Crime Caught Camera: Special issue of the Journal of Research on Crime and Delinquency
NSCR researchers Marie Rosenkrantz Lindegaard and Wim Bernasco guest-edited an issue of the Journal of Research on Crime and Delinquency. The issue (February 2018, Volume 55, Issue 1) is completely is devoted to state-of-the art empirical research based on footage captured by surveillance cameras.
In their concluding essay, Lindegaard and Bernasco observe that criminologists rarely observe their actual object of study, criminal behavior. They argue that the current omnipresence of video recording devices may become a game changer for criminology as it provides an objective account of the behavior of perpetrators, victims, and bystanders. What follows is a brief summary of the contents of the articles published in the special issue.
Lasse Liebst, Marie Heinskou and Peter Ejbye-Ernst used CCTV footage of 217 cases of violence in night-time economy settings in Copenhagen. They demonstrate that when bystanders intervene, their likelihood of victimization is low, and affected by group membership, incident setting and type of intervention
Floris Mosselman, Don Weenink and Marie Lindegaard use footage of 23 shop robberies from Amsterdam and Rotterdam, the Netherlands, to explore how perpetrators use guns and other weapons not only to underline their lethal power, but also as part of their bodily posturing aimed at achieving dominance.
Kim Møller obtained 1095 CCTV-recorded cannabis transactions from the police of Copenhagen, Denmark. He used them to estimate the monetary value of the trade and relate it to time of the day and weather conditions.
Victoria Sytsma and Eric Piza used CCTV footage of 98 transactions in an open-air drug market in Newark, NJ, to develop a crime script of drug-selling that includes three distinct phases.
Dale Willits and Dave Makin footage of body-worn cameras provide by a police agency, to study the effects of gender race and behavioral factors on whether the police used force, on its type and its severity.
Anne Nassauer uses CCTV recordings of 20 convenience store robberies posted on online video platforms to analyze why some robberies fail. She finds that failure is most likely when robbery rituals are broken because perpetrators or victims display unexpected behaviors or emotions.
Identifying Hot Spots of Critical Forage Supply in Dryland Nomadic Pastoralist Areas: A Case Study for the Afar Region, Ethiopia
The threat of overgrazing looms large in dryland nomadic pastoralist areas and identification of areas with critical forage supply is needed to activate timely policy responses. Yet, most dryland areas are notoriously under-researched and data paucity is the rule rather than the exception.

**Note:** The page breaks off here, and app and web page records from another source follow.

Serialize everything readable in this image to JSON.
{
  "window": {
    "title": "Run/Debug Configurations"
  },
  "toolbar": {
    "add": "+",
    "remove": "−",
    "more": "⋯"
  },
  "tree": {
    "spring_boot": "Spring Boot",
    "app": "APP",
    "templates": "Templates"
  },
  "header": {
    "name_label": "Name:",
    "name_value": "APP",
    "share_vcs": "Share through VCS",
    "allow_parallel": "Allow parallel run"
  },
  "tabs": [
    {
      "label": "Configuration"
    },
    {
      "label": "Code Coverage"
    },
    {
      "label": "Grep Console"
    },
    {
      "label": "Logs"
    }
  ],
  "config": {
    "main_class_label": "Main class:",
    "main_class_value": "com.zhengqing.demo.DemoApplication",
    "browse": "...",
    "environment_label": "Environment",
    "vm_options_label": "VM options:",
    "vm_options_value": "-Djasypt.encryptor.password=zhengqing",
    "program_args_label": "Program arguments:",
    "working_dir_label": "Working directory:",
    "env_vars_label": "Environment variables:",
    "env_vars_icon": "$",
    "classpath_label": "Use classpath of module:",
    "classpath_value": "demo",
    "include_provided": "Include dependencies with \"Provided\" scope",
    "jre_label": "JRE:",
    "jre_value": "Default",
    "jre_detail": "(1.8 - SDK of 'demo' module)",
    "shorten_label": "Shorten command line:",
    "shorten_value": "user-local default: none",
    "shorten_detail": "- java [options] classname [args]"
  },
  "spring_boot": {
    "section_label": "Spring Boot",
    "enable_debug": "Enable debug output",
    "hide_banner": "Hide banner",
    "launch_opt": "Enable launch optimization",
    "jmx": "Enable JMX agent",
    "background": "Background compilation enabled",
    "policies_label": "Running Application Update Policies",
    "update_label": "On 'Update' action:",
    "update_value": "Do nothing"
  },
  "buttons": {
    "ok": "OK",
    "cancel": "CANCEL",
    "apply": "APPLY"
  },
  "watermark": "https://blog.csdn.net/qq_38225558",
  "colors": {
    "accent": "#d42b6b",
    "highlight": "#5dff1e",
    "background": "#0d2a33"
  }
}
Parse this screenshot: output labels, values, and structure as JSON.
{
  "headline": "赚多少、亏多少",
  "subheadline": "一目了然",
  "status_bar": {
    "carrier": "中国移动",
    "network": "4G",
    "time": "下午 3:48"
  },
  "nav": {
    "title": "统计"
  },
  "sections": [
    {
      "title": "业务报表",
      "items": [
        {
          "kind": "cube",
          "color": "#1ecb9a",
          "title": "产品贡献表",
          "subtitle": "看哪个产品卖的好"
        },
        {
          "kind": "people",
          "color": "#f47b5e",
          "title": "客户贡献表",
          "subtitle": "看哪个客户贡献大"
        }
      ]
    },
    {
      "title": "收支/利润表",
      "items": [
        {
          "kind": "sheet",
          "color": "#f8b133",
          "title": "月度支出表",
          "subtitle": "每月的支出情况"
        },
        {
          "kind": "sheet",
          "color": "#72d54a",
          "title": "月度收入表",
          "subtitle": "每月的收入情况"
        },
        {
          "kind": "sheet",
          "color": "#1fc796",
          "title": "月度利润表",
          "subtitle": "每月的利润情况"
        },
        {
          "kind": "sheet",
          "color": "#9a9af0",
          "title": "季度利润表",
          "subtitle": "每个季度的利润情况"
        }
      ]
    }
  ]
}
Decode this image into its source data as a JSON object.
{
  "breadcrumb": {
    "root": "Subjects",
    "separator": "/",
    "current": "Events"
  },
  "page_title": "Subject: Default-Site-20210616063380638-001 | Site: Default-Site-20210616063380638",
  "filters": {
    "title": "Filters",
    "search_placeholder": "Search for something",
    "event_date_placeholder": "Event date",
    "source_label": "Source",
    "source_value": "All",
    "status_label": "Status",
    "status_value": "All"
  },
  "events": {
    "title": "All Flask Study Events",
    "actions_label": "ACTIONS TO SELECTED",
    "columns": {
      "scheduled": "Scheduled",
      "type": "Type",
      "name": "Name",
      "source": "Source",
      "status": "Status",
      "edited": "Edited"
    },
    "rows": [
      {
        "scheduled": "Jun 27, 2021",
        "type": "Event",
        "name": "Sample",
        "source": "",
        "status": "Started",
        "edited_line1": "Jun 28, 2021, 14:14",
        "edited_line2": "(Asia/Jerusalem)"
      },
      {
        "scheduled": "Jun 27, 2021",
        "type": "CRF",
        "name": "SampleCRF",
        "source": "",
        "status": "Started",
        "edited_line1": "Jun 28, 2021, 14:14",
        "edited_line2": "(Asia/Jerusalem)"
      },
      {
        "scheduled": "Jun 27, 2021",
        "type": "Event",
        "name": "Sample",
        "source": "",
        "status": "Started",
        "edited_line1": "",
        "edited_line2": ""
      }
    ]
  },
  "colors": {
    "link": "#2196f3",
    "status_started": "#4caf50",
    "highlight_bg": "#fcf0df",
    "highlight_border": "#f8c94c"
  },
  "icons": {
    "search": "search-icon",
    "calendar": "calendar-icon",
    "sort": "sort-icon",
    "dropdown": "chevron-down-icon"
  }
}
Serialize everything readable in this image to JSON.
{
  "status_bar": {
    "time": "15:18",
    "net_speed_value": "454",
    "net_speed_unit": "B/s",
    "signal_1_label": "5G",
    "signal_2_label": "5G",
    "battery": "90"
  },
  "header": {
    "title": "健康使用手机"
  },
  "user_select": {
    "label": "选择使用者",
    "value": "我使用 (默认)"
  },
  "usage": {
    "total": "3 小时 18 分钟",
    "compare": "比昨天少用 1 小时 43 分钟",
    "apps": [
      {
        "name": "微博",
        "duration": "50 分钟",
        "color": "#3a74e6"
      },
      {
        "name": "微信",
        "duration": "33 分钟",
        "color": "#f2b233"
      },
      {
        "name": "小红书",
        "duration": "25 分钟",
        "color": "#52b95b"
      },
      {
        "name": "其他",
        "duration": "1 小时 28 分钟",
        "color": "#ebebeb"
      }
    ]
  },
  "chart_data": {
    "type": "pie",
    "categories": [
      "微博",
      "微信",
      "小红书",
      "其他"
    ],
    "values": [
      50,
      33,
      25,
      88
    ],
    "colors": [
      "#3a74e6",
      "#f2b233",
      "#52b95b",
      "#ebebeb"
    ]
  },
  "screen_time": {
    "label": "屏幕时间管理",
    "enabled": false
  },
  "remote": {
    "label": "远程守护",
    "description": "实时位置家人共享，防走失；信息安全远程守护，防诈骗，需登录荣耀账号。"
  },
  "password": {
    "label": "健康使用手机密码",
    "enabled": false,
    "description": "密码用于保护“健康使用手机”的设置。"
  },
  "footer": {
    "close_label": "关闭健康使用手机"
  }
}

Moreover, pressure exercised on forage supply arises from simultaneous visits of herds that frequent the same location during the same period; hence commonly anecdotic evidence of individual herd movements is grossly inadequate for hot spot identification.
Our study uses the Afar Region in North East Ethiopia as a special case to addresses the above concerns and does this as follows. First, it makes a spatially explicit balance of fodder supply by combining rainfall dependent yield functions with land use maps; and informed assessment on fodder demand is based on data consistency checks of livestock statistics concerning herd size, composition and geographical distribution. The novelty in our approach is found is a migration model effectuated through a transition matrix that relates livestock levels to seasonal migration routings for all Afar sub-clans jointly. Confronting concurrent livestock migration patterns with available fodder allows to identify critical hot spots that jeopardize sustainable development of the drylands.
In general fodder supply balances with demand indicating that the current institutions favor a sustainable dryland management. Some critical areas come to the fore, especially, near fringes of Highlands and in the southern part of the Afar. A sensitivity test shows that ‘Baseline’ scenario is close to the ‘Best’ but under ‘Worst’, the Afar region would fall into despair. We conclude that the model is a useful tool to inform policy makers on critical areas in the Afar region.
Gift giving by the powerful
In the jungle economy described in Piccione and Rubinstein (The Economic Journal, 2007), agents differ in power, property rights are indefensible and coercion governs the bilateral exchange of resources. The law of the jungle rules: stronger agents lavish themselves with the economy’s resources before weaker agents can access them. In our article Pareto Efficiency in the Jungle, we analyze situations in which stronger agents can withhold goods they do not wish to consume from weaker agents. Inefficiencies arise in the economy and only voluntary gift giving by the powerful can restore efficiency. We even show that voluntary bilateral trade can be necessary to serve the common good.
The microeconomic idea of an efficient jungle has its underpinning in the political philosophy of John Locke. In his famous "Second Treatise of Government" Locke argues the no-spoilage proviso that legitimate property rights are incompatible with wasting resources. Locke's second proviso that one can only privately acquire goods from the common pool as long as "there is enough, and as good left in common for others" is, obviously, violated in the jungle.
By Harold Houba (Vrije Universiteit Amsterdam); Roland Iwan Luttens (Vrije Universiteit Amsterdam); Hans-Peter Weikard (Wageningen University)